_What this task involves_
Reproduce all entries verbatim, with nothing added or dropped.

_Saved entries_
****
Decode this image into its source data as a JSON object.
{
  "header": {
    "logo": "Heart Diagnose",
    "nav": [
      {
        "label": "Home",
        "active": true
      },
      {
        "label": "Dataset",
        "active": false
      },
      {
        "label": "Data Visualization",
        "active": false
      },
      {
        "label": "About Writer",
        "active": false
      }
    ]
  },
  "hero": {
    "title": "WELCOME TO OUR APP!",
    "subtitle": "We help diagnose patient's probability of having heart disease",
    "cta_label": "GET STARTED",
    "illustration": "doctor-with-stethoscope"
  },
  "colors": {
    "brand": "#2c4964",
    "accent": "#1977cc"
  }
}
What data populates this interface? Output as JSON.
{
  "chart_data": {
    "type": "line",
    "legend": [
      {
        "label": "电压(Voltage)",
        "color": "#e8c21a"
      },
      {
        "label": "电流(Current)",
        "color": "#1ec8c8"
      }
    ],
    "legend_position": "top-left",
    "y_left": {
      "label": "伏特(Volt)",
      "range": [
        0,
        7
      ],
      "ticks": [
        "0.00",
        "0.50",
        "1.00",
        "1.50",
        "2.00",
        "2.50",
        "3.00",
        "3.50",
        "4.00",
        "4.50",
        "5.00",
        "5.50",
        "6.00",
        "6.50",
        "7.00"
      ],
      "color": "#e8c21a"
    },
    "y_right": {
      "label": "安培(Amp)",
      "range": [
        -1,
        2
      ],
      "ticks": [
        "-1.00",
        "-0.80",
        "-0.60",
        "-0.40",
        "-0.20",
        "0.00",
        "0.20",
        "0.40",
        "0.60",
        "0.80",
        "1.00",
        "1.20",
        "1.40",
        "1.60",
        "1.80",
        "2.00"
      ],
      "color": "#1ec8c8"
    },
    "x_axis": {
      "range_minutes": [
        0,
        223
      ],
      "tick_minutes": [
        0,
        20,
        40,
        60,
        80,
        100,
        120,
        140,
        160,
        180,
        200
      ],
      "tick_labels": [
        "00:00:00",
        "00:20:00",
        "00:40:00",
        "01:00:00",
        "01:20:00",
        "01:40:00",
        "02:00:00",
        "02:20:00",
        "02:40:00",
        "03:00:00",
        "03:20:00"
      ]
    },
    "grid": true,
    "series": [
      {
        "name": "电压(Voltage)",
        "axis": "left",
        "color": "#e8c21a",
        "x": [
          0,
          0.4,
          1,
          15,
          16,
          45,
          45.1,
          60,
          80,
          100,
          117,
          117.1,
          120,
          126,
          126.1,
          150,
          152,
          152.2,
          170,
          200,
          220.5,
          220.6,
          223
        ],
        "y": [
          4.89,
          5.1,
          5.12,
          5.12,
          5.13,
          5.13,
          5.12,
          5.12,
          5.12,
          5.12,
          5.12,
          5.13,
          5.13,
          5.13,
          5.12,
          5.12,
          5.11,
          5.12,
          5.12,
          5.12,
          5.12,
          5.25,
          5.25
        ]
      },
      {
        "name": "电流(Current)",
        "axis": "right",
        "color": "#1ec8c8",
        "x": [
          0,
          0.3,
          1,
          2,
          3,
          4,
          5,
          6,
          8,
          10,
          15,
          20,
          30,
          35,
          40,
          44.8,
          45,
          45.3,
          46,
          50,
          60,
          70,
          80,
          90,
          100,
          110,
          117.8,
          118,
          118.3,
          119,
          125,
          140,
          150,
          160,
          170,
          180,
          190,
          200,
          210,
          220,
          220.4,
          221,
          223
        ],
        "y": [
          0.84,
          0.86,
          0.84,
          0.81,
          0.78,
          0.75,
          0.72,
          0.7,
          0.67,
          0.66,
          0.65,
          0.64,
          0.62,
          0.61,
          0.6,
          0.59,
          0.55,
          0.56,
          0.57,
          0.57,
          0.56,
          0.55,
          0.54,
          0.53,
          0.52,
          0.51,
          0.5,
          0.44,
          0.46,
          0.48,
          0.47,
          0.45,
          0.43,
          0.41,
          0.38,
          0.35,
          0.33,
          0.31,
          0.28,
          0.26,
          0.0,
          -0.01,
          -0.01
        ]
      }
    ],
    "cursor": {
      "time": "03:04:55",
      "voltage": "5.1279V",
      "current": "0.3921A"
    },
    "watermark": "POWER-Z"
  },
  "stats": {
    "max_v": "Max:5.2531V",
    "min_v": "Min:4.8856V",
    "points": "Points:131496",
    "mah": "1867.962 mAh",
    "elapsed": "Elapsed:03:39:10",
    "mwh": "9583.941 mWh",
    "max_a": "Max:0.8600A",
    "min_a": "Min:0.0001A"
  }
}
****
_Exercise response_
Decode this image into its source data as a JSON object.
{
  "header": {
    "logo": "Heart Diagnose",
    "nav": [
      {
        "label": "Home",
        "active": true
      },
      {
        "label": "Dataset",
        "active": false
      },
      {
        "label": "Data Visualization",
        "active": false
      },
      {
        "label": "About Writer",
        "active": false
      }
    ]
  },
  "hero": {
    "title": "WELCOME TO OUR APP!",
    "subtitle": "We help diagnose patient's probability of having heart disease",
    "cta_label": "GET STARTED",
    "illustration": "doctor-with-stethoscope"
  },
  "colors": {
    "brand": "#2c4964",
    "accent": "#1977cc"
  }
}
What data populates this interface? Output as JSON.
{
  "chart_data": {
    "type": "line",
    "legend": [
      {
        "label": "电压(Voltage)",
        "color": "#e8c21a"
      },
      {
        "label": "电流(Current)",
        "color": "#1ec8c8"
      }
    ],
    "legend_position": "top-left",
    "y_left": {
      "label": "伏特(Volt)",
      "range": [
        0,
        7
      ],
      "ticks": [
        "0.00",
        "0.50",
        "1.00",
        "1.50",
        "2.00",
        "2.50",
        "3.00",
        "3.50",
        "4.00",
        "4.50",
        "5.00",
        "5.50",
        "6.00",
        "6.50",
        "7.00"
      ],
      "color": "#e8c21a"
    },
    "y_right": {
      "label": "安培(Amp)",
      "range": [
        -1,
        2
      ],
      "ticks": [
        "-1.00",
        "-0.80",
        "-0.60",
        "-0.40",
        "-0.20",
        "0.00",
        "0.20",
        "0.40",
        "0.60",
        "0.80",
        "1.00",
        "1.20",
        "1.40",
        "1.60",
        "1.80",
        "2.00"
      ],
      "color": "#1ec8c8"
    },
    "x_axis": {
      "range_minutes": [
        0,
        223
      ],
      "tick_minutes": [
        0,
        20,
        40,
        60,
        80,
        100,
        120,
        140,
        160,
        180,
        200
      ],
      "tick_labels": [
        "00:00:00",
        "00:20:00",
        "00:40:00",
        "01:00:00",
        "01:20:00",
        "01:40:00",
        "02:00:00",
        "02:20:00",
        "02:40:00",
        "03:00:00",
        "03:20:00"
      ]
    },
    "grid": true,
    "series": [
      {
        "name": "电压(Voltage)",
        "axis": "left",
        "color": "#e8c21a",
        "x": [
          0,
          0.4,
          1,
          15,
          16,
          45,
          45.1,
          60,
          80,
          100,
          117,
          117.1,
          120,
          126,
          126.1,
          150,
          152,
          152.2,
          170,
          200,
          220.5,
          220.6,
          223
        ],
        "y": [
          4.89,
          5.1,
          5.12,
          5.12,
          5.13,
          5.13,
          5.12,
          5.12,
          5.12,
          5.12,
          5.12,
          5.13,
          5.13,
          5.13,
          5.12,
          5.12,
          5.11,
          5.12,
          5.12,
          5.12,
          5.12,
          5.25,
          5.25
        ]
      },
      {
        "name": "电流(Current)",
        "axis": "right",
        "color": "#1ec8c8",
        "x": [
          0,
          0.3,
          1,
          2,
          3,
          4,
          5,
          6,
          8,
          10,
          15,
          20,
          30,
          35,
          40,
          44.8,
          45,
          45.3,
          46,
          50,
          60,
          70,
          80,
          90,
          100,
          110,
          117.8,
          118,
          118.3,
          119,
          125,
          140,
          150,
          160,
          170,
          180,
          190,
          200,
          210,
          220,
          220.4,
          221,
          223
        ],
        "y": [
          0.84,
          0.86,
          0.84,
          0.81,
          0.78,
          0.75,
          0.72,
          0.7,
          0.67,
          0.66,
          0.65,
          0.64,
          0.62,
          0.61,
          0.6,
          0.59,
          0.55,
          0.56,
          0.57,
          0.57,
          0.56,
          0.55,
          0.54,
          0.53,
          0.52,
          0.51,
          0.5,
          0.44,
          0.46,
          0.48,
          0.47,
          0.45,
          0.43,
          0.41,
          0.38,
          0.35,
          0.33,
          0.31,
          0.28,
          0.26,
          0.0,
          -0.01,
          -0.01
        ]
      }
    ],
    "cursor": {
      "time": "03:04:55",
      "voltage": "5.1279V",
      "current": "0.3921A"
    },
    "watermark": "POWER-Z"
  },
  "stats": {
    "max_v": "Max:5.2531V",
    "min_v": "Min:4.8856V",
    "points": "Points:131496",
    "mah": "1867.962 mAh",
    "elapsed": "Elapsed:03:39:10",
    "mwh": "9583.941 mWh",
    "max_a": "Max:0.8600A",
    "min_a": "Min:0.0001A"
  }
}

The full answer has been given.